Vegas. Atlantic City. The Catskills. In the ’50s and early ’60s, the Catskills were one of America’s top entertainment hot ...

>> Seeking the Heiden, star of the Catskills
I often drive by the old Heiden Hotel, past the gabled Tudor-style, three-story structure that is covered in worn ...

>> The great Passover strike of '77
I hear that all the time. Right after I tell someone I live in Sullivan County. It doesn’t matter - big-time politicians ...

>> Mannie's hotel was a tight ship
I was on line in the kitchen, grabbing some two-dozen soups for my lunchtime guests at the Raleigh Hotel.  

>> Summer molasses in Sullivan
It's summer in Sullivan, and I've spent the last 20 mid-morning minutes inching my car a quarter-mile up Route 42.    

>> Perfect rolls, topped off with some traffic jam
All this traffic for challah and onion rolls.   What's going to happen when we serve up slots?   At not one, but possibly three casinos.

>> Hooray for rugelach; summer's no bummer when Izzy's in town

 Izzy's back.  Mitzi's back.  And soon they'll be rolling rugelach at Fialkoff's. As faithful to the county as newlyweds ...
>> Jennie G. still means quality
She sits on the shelves, amid the litewhite, natural oat and country wheat. She attracts the eye of choosy shoppers ...

>> Servin' up summer - in servitude style
"Why don't you waiter this summer?"   My son shot me a look as if I had asked him to pay for a full tank of gas.  

>> A cherry cheese or pizza knish?
"Don't tell me you're out of pizza knishes," warned the woman towing her two children. She tightened her sweaty grip ...

>> All you can eat in the Catskills
Frankie Abreu is down to serving his last three plates of sautéed mushroom caps with onions, a couple of small orders ...

>> My laptop for a cream puff
If only I could have found a chocolate cream puff. There had to be one extra in the kitchen or at another station.

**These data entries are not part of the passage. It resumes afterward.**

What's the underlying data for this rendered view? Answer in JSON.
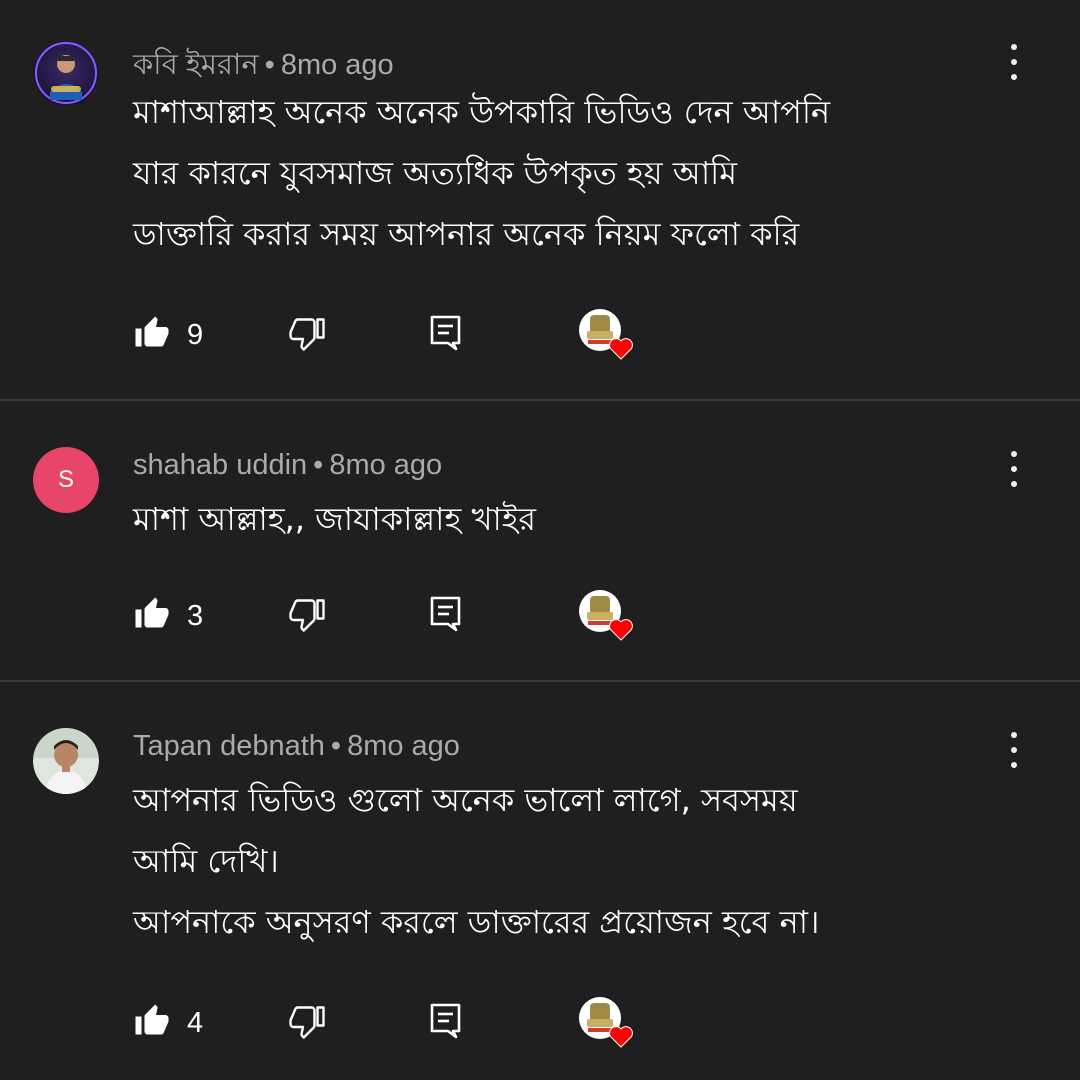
{
  "comments": [
    {
      "author": "কবি ইমরান",
      "separator": "•",
      "time": "8mo ago",
      "avatar_type": "photo",
      "text_lines": [
        "মাশাআল্লাহ অনেক অনেক উপকারি ভিডিও দেন আপনি",
        "যার কারনে যুবসমাজ অত্যধিক উপকৃত হয় আমি",
        "ডাক্তারি করার সময় আপনার অনেক নিয়ম ফলো করি"
      ],
      "likes": "9",
      "creator_hearted": true
    },
    {
      "author": "shahab uddin",
      "separator": "•",
      "time": "8mo ago",
      "avatar_type": "letter",
      "avatar_letter": "S",
      "avatar_color": "#e8456b",
      "text_lines": [
        "মাশা আল্লাহ,, জাযাকাল্লাহ খাইর"
      ],
      "likes": "3",
      "creator_hearted": true
    },
    {
      "author": "Tapan debnath",
      "separator": "•",
      "time": "8mo ago",
      "avatar_type": "photo",
      "text_lines": [
        "আপনার ভিডিও গুলো অনেক  ভালো লাগে,  সবসময়",
        "আমি দেখি।",
        "আপনাকে অনুসরণ করলে ডাক্তারের প্রয়োজন হবে না।"
      ],
      "likes": "4",
      "creator_hearted": true
    }
  ],
  "icons": {
    "like": "thumbs-up-filled-icon",
    "dislike": "thumbs-down-outline-icon",
    "reply": "reply-comment-icon",
    "more": "more-vert-icon",
    "heart": "creator-heart-icon"
  },
  "colors": {
    "background": "#1f1f1f",
    "meta_text": "#aaaaaa",
    "divider": "#383838",
    "heart": "#ff0000"
  }
}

>> Eat something, you'll feel better
Rabbi Moshe Meir Weiss, a summer resident of Fallsburg, said it takes 20 minutes to drive through Fallsburg...

Copyright   |   Contact Us   |   Terms of Service